EXERCISE INPUTS:
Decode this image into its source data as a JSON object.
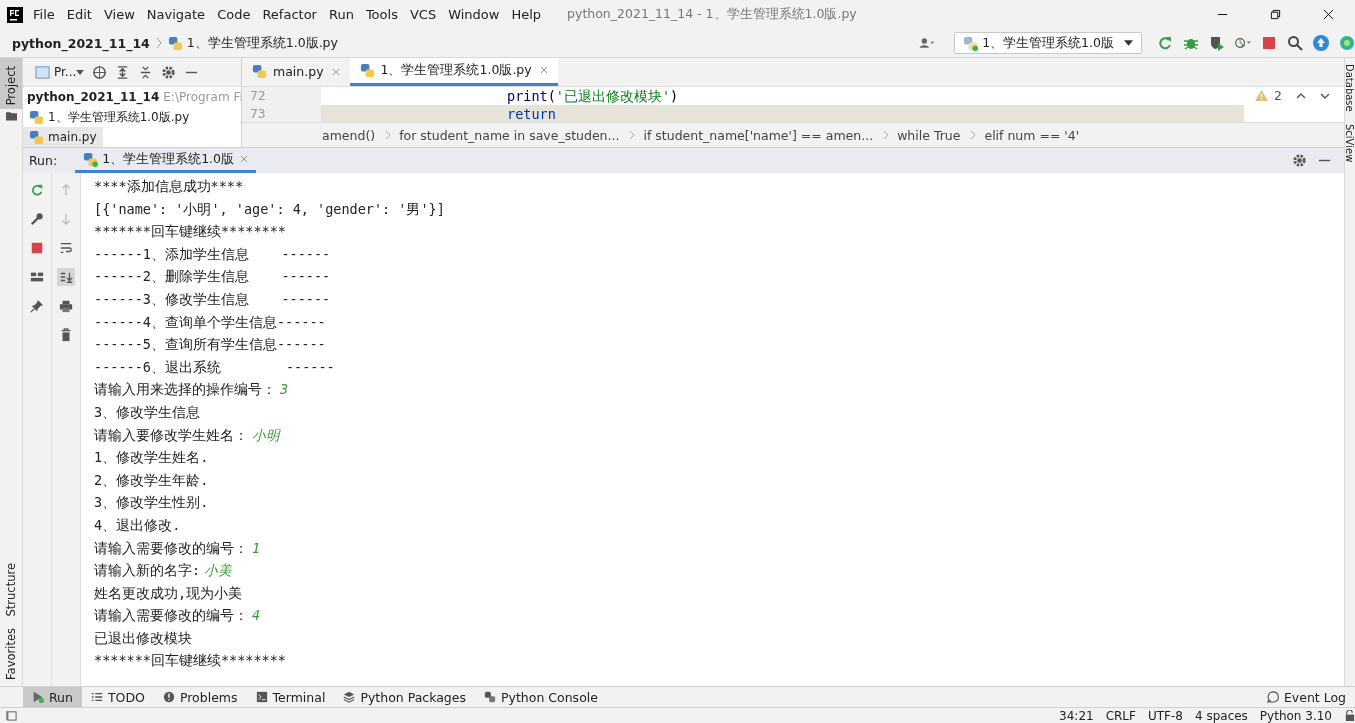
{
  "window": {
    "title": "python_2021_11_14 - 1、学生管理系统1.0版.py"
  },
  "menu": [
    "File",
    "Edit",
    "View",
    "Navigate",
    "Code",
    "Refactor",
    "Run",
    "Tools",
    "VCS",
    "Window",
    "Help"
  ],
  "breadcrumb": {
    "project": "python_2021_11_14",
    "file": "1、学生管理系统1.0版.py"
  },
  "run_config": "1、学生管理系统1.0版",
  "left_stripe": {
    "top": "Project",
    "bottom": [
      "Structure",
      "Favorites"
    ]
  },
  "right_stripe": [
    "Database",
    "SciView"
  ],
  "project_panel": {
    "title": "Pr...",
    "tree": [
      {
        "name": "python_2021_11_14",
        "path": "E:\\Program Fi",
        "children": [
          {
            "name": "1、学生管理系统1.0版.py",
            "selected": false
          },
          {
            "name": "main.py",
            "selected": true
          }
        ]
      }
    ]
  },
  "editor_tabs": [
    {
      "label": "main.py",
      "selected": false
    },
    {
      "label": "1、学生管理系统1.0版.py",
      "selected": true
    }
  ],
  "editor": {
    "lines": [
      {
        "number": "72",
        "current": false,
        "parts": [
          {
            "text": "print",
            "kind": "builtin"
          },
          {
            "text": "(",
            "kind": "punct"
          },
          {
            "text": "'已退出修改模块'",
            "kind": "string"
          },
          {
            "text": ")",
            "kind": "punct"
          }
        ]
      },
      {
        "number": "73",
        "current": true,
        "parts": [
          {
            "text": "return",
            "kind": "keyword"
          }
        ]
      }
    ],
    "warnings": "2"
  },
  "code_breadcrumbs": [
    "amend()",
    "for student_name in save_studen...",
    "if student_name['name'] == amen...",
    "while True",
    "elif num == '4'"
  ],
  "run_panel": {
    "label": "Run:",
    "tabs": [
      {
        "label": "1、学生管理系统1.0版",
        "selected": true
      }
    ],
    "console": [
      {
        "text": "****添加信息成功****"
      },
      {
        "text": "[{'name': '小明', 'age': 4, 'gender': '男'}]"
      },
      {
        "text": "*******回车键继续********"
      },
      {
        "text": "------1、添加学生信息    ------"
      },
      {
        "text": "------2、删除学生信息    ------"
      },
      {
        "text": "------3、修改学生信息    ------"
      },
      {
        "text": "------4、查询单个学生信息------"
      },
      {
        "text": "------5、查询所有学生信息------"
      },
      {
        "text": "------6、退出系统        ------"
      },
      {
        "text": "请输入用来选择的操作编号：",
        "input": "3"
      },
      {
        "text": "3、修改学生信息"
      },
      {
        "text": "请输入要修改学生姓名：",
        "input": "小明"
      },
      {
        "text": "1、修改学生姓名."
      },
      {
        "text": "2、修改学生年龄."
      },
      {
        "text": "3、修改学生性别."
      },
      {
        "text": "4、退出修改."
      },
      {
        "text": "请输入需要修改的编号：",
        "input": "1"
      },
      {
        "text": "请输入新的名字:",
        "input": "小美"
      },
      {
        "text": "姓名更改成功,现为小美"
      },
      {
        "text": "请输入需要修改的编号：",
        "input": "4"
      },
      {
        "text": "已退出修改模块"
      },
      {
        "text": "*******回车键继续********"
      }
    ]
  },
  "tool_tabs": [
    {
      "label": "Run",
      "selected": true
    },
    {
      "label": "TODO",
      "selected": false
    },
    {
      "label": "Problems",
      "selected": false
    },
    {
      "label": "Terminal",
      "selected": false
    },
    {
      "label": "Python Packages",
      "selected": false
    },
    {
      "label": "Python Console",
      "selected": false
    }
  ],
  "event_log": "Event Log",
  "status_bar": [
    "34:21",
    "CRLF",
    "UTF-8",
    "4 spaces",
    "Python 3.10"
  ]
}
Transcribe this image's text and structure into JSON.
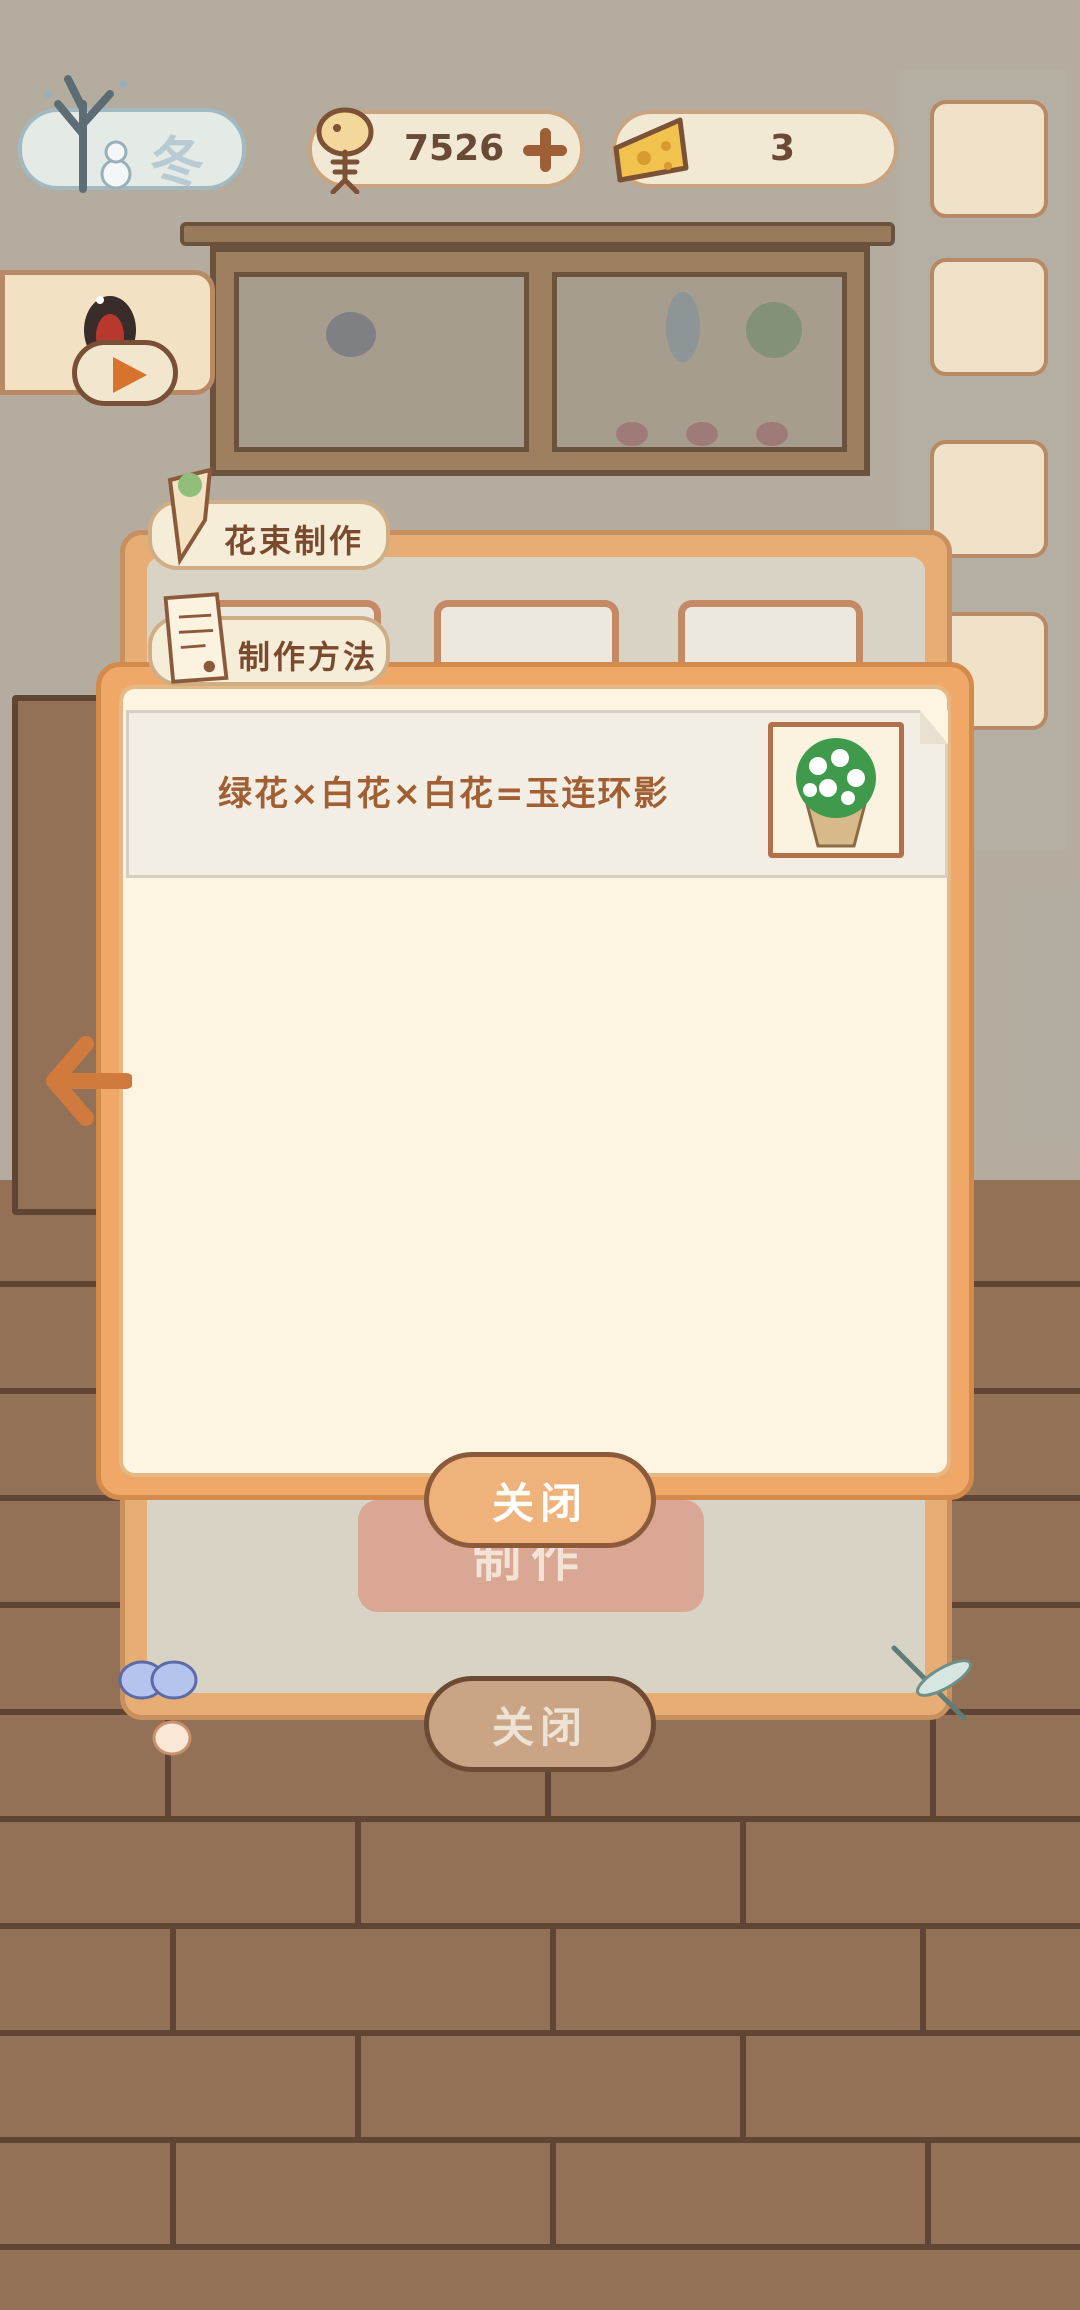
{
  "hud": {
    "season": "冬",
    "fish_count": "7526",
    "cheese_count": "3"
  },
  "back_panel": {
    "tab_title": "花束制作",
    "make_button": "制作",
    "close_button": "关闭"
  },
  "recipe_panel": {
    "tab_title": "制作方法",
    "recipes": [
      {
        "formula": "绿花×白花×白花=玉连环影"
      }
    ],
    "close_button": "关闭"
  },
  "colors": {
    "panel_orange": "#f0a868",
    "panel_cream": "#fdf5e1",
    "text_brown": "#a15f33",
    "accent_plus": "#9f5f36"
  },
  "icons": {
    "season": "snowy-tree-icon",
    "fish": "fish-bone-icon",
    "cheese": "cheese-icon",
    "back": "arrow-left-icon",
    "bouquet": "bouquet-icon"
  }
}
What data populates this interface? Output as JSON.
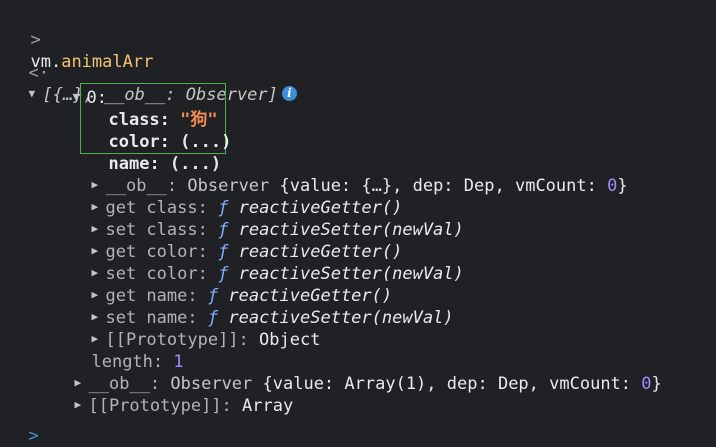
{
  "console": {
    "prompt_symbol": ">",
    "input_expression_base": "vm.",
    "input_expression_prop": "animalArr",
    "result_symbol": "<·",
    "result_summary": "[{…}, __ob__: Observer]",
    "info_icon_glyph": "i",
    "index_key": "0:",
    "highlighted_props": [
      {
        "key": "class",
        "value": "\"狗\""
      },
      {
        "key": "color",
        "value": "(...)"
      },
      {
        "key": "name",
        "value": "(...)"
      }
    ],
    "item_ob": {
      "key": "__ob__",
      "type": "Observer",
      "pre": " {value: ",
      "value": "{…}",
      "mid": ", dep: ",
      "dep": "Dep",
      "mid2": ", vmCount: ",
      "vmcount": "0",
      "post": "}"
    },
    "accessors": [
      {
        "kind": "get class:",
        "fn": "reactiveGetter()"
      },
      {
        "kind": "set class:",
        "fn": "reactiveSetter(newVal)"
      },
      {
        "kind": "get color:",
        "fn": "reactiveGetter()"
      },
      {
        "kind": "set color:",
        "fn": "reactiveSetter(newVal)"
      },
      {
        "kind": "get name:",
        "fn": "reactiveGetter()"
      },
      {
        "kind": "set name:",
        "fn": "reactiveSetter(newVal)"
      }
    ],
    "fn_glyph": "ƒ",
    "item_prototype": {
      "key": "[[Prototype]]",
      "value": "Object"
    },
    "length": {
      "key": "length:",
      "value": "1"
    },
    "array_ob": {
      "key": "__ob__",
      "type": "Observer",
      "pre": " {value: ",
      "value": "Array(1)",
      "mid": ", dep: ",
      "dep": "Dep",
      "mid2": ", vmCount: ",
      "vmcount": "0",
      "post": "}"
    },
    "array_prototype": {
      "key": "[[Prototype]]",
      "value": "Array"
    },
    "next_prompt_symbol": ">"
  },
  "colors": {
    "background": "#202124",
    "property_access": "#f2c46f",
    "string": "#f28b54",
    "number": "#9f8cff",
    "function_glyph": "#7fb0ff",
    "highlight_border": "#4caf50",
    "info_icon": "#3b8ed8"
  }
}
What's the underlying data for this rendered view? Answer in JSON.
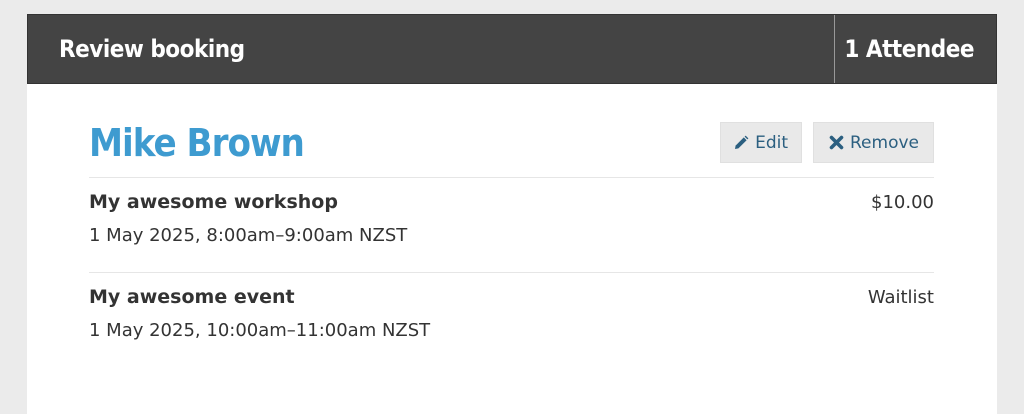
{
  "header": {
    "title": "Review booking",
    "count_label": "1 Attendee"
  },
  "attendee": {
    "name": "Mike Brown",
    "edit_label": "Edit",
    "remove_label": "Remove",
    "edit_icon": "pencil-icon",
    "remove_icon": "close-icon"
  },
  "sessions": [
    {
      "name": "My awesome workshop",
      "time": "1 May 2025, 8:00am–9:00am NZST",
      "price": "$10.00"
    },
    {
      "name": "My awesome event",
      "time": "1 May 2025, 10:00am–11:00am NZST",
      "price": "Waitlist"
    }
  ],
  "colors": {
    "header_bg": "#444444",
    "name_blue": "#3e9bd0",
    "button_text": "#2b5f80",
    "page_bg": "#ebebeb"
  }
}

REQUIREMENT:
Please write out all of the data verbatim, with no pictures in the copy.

SOLUTION:
Decode this image into its source data as a JSON object.
{
  "window": {
    "title": "python_2021_11_14 - 1、学生管理系统1.0版.py"
  },
  "menu": [
    "File",
    "Edit",
    "View",
    "Navigate",
    "Code",
    "Refactor",
    "Run",
    "Tools",
    "VCS",
    "Window",
    "Help"
  ],
  "breadcrumb": {
    "project": "python_2021_11_14",
    "file": "1、学生管理系统1.0版.py"
  },
  "run_config": "1、学生管理系统1.0版",
  "left_stripe": {
    "top": "Project",
    "bottom": [
      "Structure",
      "Favorites"
    ]
  },
  "right_stripe": [
    "Database",
    "SciView"
  ],
  "project_panel": {
    "title": "Pr...",
    "tree": [
      {
        "name": "python_2021_11_14",
        "path": "E:\\Program Fi",
        "children": [
          {
            "name": "1、学生管理系统1.0版.py",
            "selected": false
          },
          {
            "name": "main.py",
            "selected": true
          }
        ]
      }
    ]
  },
  "editor_tabs": [
    {
      "label": "main.py",
      "selected": false
    },
    {
      "label": "1、学生管理系统1.0版.py",
      "selected": true
    }
  ],
  "editor": {
    "lines": [
      {
        "number": "72",
        "current": false,
        "parts": [
          {
            "text": "print",
            "kind": "builtin"
          },
          {
            "text": "(",
            "kind": "punct"
          },
          {
            "text": "'已退出修改模块'",
            "kind": "string"
          },
          {
            "text": ")",
            "kind": "punct"
          }
        ]
      },
      {
        "number": "73",
        "current": true,
        "parts": [
          {
            "text": "return",
            "kind": "keyword"
          }
        ]
      }
    ],
    "warnings": "2"
  },
  "code_breadcrumbs": [
    "amend()",
    "for student_name in save_studen...",
    "if student_name['name'] == amen...",
    "while True",
    "elif num == '4'"
  ],
  "run_panel": {
    "label": "Run:",
    "tabs": [
      {
        "label": "1、学生管理系统1.0版",
        "selected": true
      }
    ],
    "console": [
      {
        "text": "****添加信息成功****"
      },
      {
        "text": "[{'name': '小明', 'age': 4, 'gender': '男'}]"
      },
      {
        "text": "*******回车键继续********"
      },
      {
        "text": "------1、添加学生信息    ------"
      },
      {
        "text": "------2、删除学生信息    ------"
      },
      {
        "text": "------3、修改学生信息    ------"
      },
      {
        "text": "------4、查询单个学生信息------"
      },
      {
        "text": "------5、查询所有学生信息------"
      },
      {
        "text": "------6、退出系统        ------"
      },
      {
        "text": "请输入用来选择的操作编号：",
        "input": "3"
      },
      {
        "text": "3、修改学生信息"
      },
      {
        "text": "请输入要修改学生姓名：",
        "input": "小明"
      },
      {
        "text": "1、修改学生姓名."
      },
      {
        "text": "2、修改学生年龄."
      },
      {
        "text": "3、修改学生性别."
      },
      {
        "text": "4、退出修改."
      },
      {
        "text": "请输入需要修改的编号：",
        "input": "1"
      },
      {
        "text": "请输入新的名字:",
        "input": "小美"
      },
      {
        "text": "姓名更改成功,现为小美"
      },
      {
        "text": "请输入需要修改的编号：",
        "input": "4"
      },
      {
        "text": "已退出修改模块"
      },
      {
        "text": "*******回车键继续********"
      }
    ]
  },
  "tool_tabs": [
    {
      "label": "Run",
      "selected": true
    },
    {
      "label": "TODO",
      "selected": false
    },
    {
      "label": "Problems",
      "selected": false
    },
    {
      "label": "Terminal",
      "selected": false
    },
    {
      "label": "Python Packages",
      "selected": false
    },
    {
      "label": "Python Console",
      "selected": false
    }
  ],
  "event_log": "Event Log",
  "status_bar": [
    "34:21",
    "CRLF",
    "UTF-8",
    "4 spaces",
    "Python 3.10"
  ]
}
Transcribe this image's text and structure into JSON.
{
  "hud": {
    "season": "冬",
    "fish_count": "7526",
    "cheese_count": "3"
  },
  "back_panel": {
    "tab_title": "花束制作",
    "make_button": "制作",
    "close_button": "关闭"
  },
  "recipe_panel": {
    "tab_title": "制作方法",
    "recipes": [
      {
        "formula": "绿花×白花×白花=玉连环影"
      }
    ],
    "close_button": "关闭"
  },
  "colors": {
    "panel_orange": "#f0a868",
    "panel_cream": "#fdf5e1",
    "text_brown": "#a15f33",
    "accent_plus": "#9f5f36"
  },
  "icons": {
    "season": "snowy-tree-icon",
    "fish": "fish-bone-icon",
    "cheese": "cheese-icon",
    "back": "arrow-left-icon",
    "bouquet": "bouquet-icon"
  }
}
What data populates this interface? Output as JSON.
{
  "console": {
    "prompt_symbol": ">",
    "input_expression_base": "vm.",
    "input_expression_prop": "animalArr",
    "result_symbol": "<·",
    "result_summary": "[{…}, __ob__: Observer]",
    "info_icon_glyph": "i",
    "index_key": "0:",
    "highlighted_props": [
      {
        "key": "class",
        "value": "\"狗\""
      },
      {
        "key": "color",
        "value": "(...)"
      },
      {
        "key": "name",
        "value": "(...)"
      }
    ],
    "item_ob": {
      "key": "__ob__",
      "type": "Observer",
      "pre": " {value: ",
      "value": "{…}",
      "mid": ", dep: ",
      "dep": "Dep",
      "mid2": ", vmCount: ",
      "vmcount": "0",
      "post": "}"
    },
    "accessors": [
      {
        "kind": "get class:",
        "fn": "reactiveGetter()"
      },
      {
        "kind": "set class:",
        "fn": "reactiveSetter(newVal)"
      },
      {
        "kind": "get color:",
        "fn": "reactiveGetter()"
      },
      {
        "kind": "set color:",
        "fn": "reactiveSetter(newVal)"
      },
      {
        "kind": "get name:",
        "fn": "reactiveGetter()"
      },
      {
        "kind": "set name:",
        "fn": "reactiveSetter(newVal)"
      }
    ],
    "fn_glyph": "ƒ",
    "item_prototype": {
      "key": "[[Prototype]]",
      "value": "Object"
    },
    "length": {
      "key": "length:",
      "value": "1"
    },
    "array_ob": {
      "key": "__ob__",
      "type": "Observer",
      "pre": " {value: ",
      "value": "Array(1)",
      "mid": ", dep: ",
      "dep": "Dep",
      "mid2": ", vmCount: ",
      "vmcount": "0",
      "post": "}"
    },
    "array_prototype": {
      "key": "[[Prototype]]",
      "value": "Array"
    },
    "next_prompt_symbol": ">"
  },
  "colors": {
    "background": "#202124",
    "property_access": "#f2c46f",
    "string": "#f28b54",
    "number": "#9f8cff",
    "function_glyph": "#7fb0ff",
    "highlight_border": "#4caf50",
    "info_icon": "#3b8ed8"
  }
}
What's the underlying data for this rendered view? Answer in JSON.
{
  "header": {
    "title": "Review booking",
    "count_label": "1 Attendee"
  },
  "attendee": {
    "name": "Mike Brown",
    "edit_label": "Edit",
    "remove_label": "Remove",
    "edit_icon": "pencil-icon",
    "remove_icon": "close-icon"
  },
  "sessions": [
    {
      "name": "My awesome workshop",
      "time": "1 May 2025, 8:00am–9:00am NZST",
      "price": "$10.00"
    },
    {
      "name": "My awesome event",
      "time": "1 May 2025, 10:00am–11:00am NZST",
      "price": "Waitlist"
    }
  ],
  "colors": {
    "header_bg": "#444444",
    "name_blue": "#3e9bd0",
    "button_text": "#2b5f80",
    "page_bg": "#ebebeb"
  }
}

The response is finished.